That said, it is possible to configure Maven to run tests without doing a build, and if we have a separate notion of "run make" in arc as proposed, then I'll modify our Maven configuration accordingly. The subtlety there is that you'd still want the default behavior in contexts other than arc since tools generally assume they can run mvn test on a clean source tree and get test results.

There are plenty of projects where running one trivial test, including the compilation, would run in well under 60 seconds. The "run tests on CI" option would probably be attractive for many larger projects. For my project I'd be on the fence about that, since for the common case of a small change to a single module where all the tests pass it potentially introduces a much longer delay. Right now arc diff including running the tests (but not linting) takes between 10 and ~90 seconds to run depending on which part of the code base we're working on.

Hmm, okay. In the short term, I think we can bring some equivalent of MavenTestEngine upstream after T5568, more or less as written.

In the longer term, maybe we can find some other use cases to motivate having a smarter build pipeline and installs can upgrade from "mvn test" to "mvn test-without-build" after adjusting their projects to provide this target. Having .arcunit will make this easier since the engine can now have configuration options (e.g., what command to run to execute tests, defaulting to "test"). Then things could work by default but there could be a pathway to make them work faster if you do a little legwork to decompose the build a bit.

If we do start down the path of having a smarter build pipeline we probably end up with something that looks like an entire build tool, so I don't want to commit to that lightly. But this may start making more sense at some point, especially once we get to a point where having Harbormaster run other arc commands (like arc unit) on a build server becomes reasonable (T9123). Provided that's ever straightforward, there may be a reasonable argument for giving arc more awareness of the build process.

(We can probably make arc unit <testname> work without any real issues separately from all this, although I don't know how valuable that really is if mvn test <testname> does the same thing.)

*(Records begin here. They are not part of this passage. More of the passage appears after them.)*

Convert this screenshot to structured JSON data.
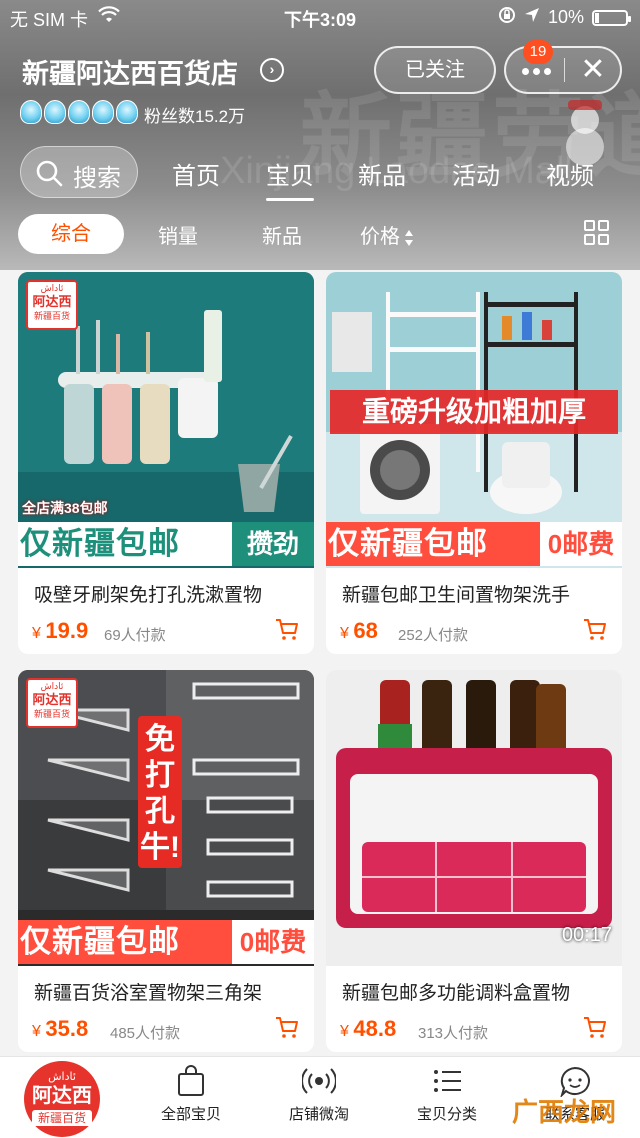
{
  "status_bar": {
    "carrier": "无 SIM 卡",
    "time": "下午3:09",
    "battery_percent": "10%"
  },
  "store": {
    "name": "新疆阿达西百货店",
    "fans": "粉丝数15.2万",
    "crown_level": 5,
    "follow_label": "已关注",
    "notification_count": "19",
    "watermark": "新疆劳道商城",
    "watermark_en": "Xinjiang Laodao Mall"
  },
  "search": {
    "label": "搜索"
  },
  "tabs": [
    {
      "label": "首页",
      "active": false
    },
    {
      "label": "宝贝",
      "active": true
    },
    {
      "label": "新品",
      "active": false
    },
    {
      "label": "活动",
      "active": false
    },
    {
      "label": "视频",
      "active": false
    }
  ],
  "filters": {
    "comprehensive": "综合",
    "sales": "销量",
    "new": "新品",
    "price": "价格"
  },
  "logo": {
    "top": "ئاداش",
    "mid": "阿达西",
    "bottom": "新疆百货"
  },
  "products": [
    {
      "title": "吸壁牙刷架免打孔洗漱置物",
      "currency": "¥",
      "price": "19.9",
      "sold": "69人付款",
      "promo_tag": "全店满38包邮",
      "banner_left": "仅新疆包邮",
      "banner_right": "攒劲"
    },
    {
      "title": "新疆包邮卫生间置物架洗手",
      "currency": "¥",
      "price": "68",
      "sold": "252人付款",
      "headline": "重磅升级加粗加厚",
      "banner_left": "仅新疆包邮",
      "banner_right": "0邮费"
    },
    {
      "title": "新疆百货浴室置物架三角架",
      "currency": "¥",
      "price": "35.8",
      "sold": "485人付款",
      "sticker": "免打孔牛!",
      "banner_left": "仅新疆包邮",
      "banner_right": "0邮费"
    },
    {
      "title": "新疆包邮多功能调料盒置物",
      "currency": "¥",
      "price": "48.8",
      "sold": "313人付款",
      "video_time": "00:17"
    }
  ],
  "bottom_nav": [
    {
      "label": "全部宝贝",
      "icon": "bag-icon"
    },
    {
      "label": "店铺微淘",
      "icon": "broadcast-icon"
    },
    {
      "label": "宝贝分类",
      "icon": "list-icon"
    },
    {
      "label": "联系客服",
      "icon": "chat-icon"
    }
  ],
  "corner_watermark": "广西龙网",
  "colors": {
    "accent": "#ff5000",
    "promo_red": "#ff4e3d",
    "promo_green": "#1d8f7a",
    "badge": "#ff4e1f"
  }
}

epriestley renamed this task from Add unit test engine for Java tests to Allow `arc diff` to run a build step like `gradle` first, then read lint and unit messages from the output.Feb 11 2016, 6:37 PM
epriestley moved this task from Backlog to vMajor on the Arcanist board.Jul 21 2016, 11:48 AM